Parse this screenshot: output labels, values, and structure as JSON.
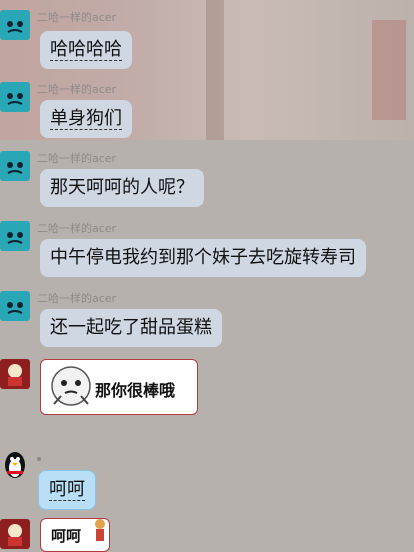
{
  "sender_name": "二哈一样的acer",
  "messages": [
    {
      "text": "哈哈哈哈"
    },
    {
      "text": "单身狗们"
    },
    {
      "text": "那天呵呵的人呢？"
    },
    {
      "text": "中午停电我约到那个妹子去吃旋转寿司"
    },
    {
      "text": "还一起吃了甜品蛋糕"
    }
  ],
  "sticker1_text": "那你很棒哦",
  "reply_text": "呵呵",
  "sticker2_text": "呵呵"
}
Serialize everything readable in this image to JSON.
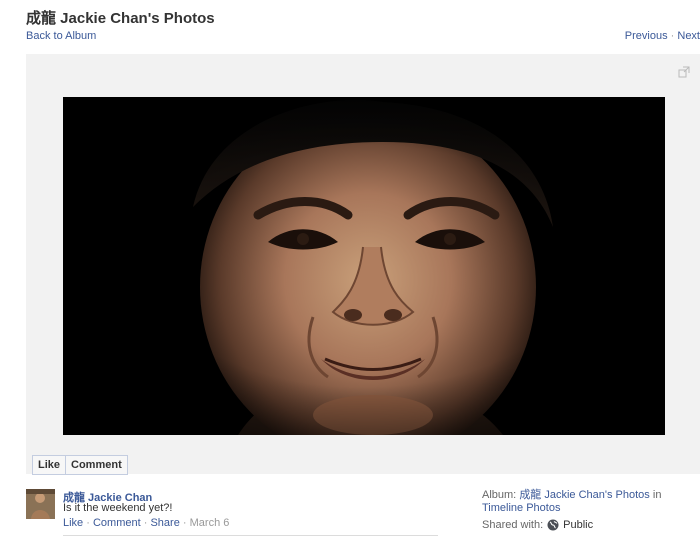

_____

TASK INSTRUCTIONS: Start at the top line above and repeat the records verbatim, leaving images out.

ANSWER BOX:
Parse this screenshot: output labels, values, and structure as JSON.
{
  "sender_name": "二哈一样的acer",
  "messages": [
    {
      "text": "哈哈哈哈"
    },
    {
      "text": "单身狗们"
    },
    {
      "text": "那天呵呵的人呢？"
    },
    {
      "text": "中午停电我约到那个妹子去吃旋转寿司"
    },
    {
      "text": "还一起吃了甜品蛋糕"
    }
  ],
  "sticker1_text": "那你很棒哦",
  "reply_text": "呵呵",
  "sticker2_text": "呵呵"
}
Serialize everything readable in this image to JSON.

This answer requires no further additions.